> _Input records_:
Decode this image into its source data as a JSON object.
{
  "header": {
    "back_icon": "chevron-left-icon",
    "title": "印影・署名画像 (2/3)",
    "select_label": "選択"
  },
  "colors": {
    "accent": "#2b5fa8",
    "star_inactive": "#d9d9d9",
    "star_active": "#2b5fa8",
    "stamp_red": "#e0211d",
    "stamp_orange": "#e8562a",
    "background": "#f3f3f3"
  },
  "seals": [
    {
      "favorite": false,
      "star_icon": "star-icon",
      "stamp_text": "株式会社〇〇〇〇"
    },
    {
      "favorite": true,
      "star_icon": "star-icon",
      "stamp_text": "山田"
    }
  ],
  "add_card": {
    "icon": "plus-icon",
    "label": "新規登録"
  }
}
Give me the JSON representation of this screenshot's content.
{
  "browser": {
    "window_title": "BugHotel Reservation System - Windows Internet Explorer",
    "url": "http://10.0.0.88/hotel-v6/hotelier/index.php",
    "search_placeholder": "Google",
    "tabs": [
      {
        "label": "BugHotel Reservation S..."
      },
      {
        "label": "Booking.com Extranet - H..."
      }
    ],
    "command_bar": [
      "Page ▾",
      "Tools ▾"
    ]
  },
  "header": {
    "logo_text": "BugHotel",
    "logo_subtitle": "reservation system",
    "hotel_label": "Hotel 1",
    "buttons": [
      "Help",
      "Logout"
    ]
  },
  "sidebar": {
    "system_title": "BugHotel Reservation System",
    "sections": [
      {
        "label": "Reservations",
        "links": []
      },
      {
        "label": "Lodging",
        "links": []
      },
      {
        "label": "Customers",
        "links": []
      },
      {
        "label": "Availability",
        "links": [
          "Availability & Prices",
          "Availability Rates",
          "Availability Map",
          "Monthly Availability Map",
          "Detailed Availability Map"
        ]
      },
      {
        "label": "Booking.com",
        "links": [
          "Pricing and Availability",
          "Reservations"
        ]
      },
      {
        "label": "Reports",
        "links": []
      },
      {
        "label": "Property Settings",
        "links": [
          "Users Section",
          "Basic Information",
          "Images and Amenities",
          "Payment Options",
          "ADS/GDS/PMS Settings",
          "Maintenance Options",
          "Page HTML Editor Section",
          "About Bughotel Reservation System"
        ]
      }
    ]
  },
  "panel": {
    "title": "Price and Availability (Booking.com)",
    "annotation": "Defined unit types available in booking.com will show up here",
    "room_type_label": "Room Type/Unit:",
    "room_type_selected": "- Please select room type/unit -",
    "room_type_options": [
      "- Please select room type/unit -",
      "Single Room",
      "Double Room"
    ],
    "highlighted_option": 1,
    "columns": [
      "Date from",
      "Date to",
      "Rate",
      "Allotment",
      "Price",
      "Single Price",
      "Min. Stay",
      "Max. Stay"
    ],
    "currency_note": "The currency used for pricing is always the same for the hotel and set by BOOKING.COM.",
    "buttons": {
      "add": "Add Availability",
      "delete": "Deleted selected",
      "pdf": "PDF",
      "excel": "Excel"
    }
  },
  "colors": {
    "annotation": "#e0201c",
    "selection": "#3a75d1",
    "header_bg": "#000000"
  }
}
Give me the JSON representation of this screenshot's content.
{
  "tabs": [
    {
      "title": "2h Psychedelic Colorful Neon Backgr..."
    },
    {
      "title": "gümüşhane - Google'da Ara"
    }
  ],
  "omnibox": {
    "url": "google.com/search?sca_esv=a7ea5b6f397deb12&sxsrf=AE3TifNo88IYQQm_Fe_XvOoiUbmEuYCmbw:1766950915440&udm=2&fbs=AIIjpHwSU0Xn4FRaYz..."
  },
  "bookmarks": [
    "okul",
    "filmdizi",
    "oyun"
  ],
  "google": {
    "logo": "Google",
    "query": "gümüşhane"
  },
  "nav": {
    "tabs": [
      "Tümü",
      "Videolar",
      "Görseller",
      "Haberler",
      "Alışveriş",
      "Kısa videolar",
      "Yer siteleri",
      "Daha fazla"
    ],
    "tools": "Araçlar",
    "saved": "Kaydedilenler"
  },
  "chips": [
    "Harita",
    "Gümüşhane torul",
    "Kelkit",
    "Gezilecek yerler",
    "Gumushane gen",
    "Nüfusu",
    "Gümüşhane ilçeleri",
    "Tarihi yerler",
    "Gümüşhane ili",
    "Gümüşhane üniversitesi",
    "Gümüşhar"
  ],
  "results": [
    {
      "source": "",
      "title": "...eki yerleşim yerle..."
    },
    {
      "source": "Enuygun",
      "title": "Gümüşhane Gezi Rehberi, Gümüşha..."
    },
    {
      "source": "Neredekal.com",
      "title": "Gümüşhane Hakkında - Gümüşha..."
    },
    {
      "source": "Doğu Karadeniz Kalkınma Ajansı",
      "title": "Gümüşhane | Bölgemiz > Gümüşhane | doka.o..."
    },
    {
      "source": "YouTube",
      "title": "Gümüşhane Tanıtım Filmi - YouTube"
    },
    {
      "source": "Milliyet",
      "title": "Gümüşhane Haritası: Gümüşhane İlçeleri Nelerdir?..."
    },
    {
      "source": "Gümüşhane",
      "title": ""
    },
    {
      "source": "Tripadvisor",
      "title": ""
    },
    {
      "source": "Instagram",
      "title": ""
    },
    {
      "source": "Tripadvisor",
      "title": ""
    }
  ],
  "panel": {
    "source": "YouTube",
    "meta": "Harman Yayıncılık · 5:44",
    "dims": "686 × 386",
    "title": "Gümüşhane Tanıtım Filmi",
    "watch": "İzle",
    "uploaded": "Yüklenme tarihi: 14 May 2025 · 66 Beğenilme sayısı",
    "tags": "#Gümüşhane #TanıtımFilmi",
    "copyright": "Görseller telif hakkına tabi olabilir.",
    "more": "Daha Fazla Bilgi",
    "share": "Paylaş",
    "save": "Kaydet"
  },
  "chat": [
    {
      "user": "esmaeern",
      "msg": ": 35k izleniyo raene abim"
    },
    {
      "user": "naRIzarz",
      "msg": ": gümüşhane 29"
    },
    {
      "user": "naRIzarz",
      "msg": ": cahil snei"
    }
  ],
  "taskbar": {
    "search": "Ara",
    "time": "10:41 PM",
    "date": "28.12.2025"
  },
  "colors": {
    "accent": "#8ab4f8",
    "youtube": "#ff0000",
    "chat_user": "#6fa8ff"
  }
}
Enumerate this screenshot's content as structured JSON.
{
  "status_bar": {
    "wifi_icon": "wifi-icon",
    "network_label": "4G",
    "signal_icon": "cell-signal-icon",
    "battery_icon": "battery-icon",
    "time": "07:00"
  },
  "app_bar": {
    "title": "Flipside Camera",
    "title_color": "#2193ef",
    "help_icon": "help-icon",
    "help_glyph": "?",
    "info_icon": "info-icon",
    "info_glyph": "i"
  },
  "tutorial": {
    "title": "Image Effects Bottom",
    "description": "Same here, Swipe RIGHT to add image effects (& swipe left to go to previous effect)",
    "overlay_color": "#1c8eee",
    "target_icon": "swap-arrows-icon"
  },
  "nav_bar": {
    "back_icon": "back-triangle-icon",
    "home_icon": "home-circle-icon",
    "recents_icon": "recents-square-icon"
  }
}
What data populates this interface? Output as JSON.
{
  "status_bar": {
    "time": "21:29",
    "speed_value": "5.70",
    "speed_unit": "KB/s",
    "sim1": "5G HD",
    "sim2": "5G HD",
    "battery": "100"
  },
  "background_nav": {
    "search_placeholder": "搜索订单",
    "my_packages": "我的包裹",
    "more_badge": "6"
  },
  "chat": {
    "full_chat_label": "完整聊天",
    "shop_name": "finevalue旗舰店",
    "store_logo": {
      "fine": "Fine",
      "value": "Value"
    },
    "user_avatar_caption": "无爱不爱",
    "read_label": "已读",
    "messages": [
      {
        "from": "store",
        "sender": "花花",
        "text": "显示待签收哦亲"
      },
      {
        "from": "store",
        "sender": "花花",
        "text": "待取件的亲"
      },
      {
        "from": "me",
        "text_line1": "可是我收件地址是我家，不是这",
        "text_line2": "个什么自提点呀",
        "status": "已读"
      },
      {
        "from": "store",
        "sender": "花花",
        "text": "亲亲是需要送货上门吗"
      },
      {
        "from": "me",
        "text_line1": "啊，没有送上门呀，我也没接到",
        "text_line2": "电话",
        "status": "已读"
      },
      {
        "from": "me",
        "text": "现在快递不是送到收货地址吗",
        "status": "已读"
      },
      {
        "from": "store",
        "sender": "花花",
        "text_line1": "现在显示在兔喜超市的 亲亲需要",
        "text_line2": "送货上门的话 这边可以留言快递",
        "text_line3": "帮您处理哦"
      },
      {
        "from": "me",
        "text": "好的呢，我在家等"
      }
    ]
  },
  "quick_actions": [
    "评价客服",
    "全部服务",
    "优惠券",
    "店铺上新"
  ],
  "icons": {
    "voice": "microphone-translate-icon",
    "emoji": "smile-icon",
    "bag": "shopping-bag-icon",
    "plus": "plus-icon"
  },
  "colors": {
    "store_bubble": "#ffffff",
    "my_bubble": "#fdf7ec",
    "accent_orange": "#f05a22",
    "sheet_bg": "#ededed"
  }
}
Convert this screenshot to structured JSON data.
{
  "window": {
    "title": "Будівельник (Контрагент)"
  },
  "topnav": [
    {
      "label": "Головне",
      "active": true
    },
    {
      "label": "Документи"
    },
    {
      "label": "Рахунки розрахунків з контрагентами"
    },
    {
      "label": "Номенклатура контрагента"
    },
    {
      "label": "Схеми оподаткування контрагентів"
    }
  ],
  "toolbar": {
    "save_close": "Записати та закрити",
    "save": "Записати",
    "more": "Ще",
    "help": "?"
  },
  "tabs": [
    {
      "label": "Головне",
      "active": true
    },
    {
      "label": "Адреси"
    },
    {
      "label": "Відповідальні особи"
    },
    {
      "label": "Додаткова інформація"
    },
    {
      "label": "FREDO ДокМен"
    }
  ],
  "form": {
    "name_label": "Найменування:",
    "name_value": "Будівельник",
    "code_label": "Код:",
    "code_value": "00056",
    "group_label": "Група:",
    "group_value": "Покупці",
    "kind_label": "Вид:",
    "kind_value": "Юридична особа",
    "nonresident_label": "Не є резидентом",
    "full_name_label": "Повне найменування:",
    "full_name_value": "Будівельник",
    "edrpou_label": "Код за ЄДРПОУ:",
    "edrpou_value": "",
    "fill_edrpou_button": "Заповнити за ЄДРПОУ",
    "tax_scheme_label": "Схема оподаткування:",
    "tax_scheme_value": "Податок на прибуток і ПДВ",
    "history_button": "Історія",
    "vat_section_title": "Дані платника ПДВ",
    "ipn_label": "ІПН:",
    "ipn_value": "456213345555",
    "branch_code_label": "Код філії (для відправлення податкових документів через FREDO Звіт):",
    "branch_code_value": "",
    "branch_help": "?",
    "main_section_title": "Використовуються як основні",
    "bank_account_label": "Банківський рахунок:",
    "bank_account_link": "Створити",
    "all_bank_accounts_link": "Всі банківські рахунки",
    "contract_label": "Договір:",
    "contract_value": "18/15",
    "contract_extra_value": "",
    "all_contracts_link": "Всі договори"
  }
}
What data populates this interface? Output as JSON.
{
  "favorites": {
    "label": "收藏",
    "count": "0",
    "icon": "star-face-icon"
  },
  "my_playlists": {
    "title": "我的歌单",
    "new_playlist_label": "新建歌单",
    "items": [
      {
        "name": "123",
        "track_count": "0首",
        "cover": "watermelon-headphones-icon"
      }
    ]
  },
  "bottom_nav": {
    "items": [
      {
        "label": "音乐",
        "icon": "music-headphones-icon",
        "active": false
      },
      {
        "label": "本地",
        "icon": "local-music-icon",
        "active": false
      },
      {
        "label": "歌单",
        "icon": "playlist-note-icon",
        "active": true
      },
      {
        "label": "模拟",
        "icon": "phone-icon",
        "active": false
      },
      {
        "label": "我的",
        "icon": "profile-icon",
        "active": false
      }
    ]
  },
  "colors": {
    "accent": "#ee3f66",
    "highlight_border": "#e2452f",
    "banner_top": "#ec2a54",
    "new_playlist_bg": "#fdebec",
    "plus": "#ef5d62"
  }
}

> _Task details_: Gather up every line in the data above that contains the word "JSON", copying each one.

> _The completed task_:
Decode this image into its source data as a JSON object.
Give me the JSON representation of this screenshot's content.
Give me the JSON representation of this screenshot's content.
Enumerate this screenshot's content as structured JSON.
What data populates this interface? Output as JSON.
Convert this screenshot to structured JSON data.
What data populates this interface? Output as JSON.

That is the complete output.